[Component data from apps and pages]
□ □ □ □
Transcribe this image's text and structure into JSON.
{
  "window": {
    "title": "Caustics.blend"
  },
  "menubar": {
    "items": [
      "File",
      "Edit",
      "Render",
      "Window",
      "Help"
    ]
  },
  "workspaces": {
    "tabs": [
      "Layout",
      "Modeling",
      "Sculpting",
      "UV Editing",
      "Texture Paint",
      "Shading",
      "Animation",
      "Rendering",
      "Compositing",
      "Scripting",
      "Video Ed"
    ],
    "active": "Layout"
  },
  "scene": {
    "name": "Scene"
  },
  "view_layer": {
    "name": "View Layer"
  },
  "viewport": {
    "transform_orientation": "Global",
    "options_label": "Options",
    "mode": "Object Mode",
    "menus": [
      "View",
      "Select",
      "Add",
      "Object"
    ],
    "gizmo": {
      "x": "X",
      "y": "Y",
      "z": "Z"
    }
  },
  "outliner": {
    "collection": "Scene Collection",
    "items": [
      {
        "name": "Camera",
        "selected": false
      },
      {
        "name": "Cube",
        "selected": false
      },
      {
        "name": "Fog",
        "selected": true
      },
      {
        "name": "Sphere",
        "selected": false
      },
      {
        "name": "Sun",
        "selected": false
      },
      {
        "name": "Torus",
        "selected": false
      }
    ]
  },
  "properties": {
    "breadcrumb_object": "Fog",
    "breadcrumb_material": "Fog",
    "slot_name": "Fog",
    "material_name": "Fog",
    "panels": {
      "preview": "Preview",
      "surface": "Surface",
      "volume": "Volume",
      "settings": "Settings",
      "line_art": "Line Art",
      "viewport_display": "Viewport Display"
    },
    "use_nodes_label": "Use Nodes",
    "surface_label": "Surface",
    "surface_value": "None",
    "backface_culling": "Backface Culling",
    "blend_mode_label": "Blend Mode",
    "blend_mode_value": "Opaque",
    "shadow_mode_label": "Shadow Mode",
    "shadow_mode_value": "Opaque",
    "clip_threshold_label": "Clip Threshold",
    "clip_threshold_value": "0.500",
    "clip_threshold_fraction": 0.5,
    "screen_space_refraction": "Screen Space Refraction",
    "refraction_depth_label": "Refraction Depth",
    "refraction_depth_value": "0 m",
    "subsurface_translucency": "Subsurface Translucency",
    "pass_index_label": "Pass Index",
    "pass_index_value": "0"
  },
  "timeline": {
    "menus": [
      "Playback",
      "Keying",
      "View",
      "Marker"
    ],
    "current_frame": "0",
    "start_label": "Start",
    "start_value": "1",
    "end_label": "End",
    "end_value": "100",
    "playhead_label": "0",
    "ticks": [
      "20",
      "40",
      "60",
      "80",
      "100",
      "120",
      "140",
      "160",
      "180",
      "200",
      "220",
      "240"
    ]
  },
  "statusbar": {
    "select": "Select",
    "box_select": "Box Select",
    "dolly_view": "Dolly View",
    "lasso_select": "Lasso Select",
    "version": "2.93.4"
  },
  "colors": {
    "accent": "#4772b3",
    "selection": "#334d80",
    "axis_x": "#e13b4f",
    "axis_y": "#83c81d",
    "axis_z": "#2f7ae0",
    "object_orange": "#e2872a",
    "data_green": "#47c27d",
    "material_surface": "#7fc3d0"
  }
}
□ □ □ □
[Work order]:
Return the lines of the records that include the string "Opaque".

[Solved problem]:
    "blend_mode_value": "Opaque",
    "shadow_mode_value": "Opaque",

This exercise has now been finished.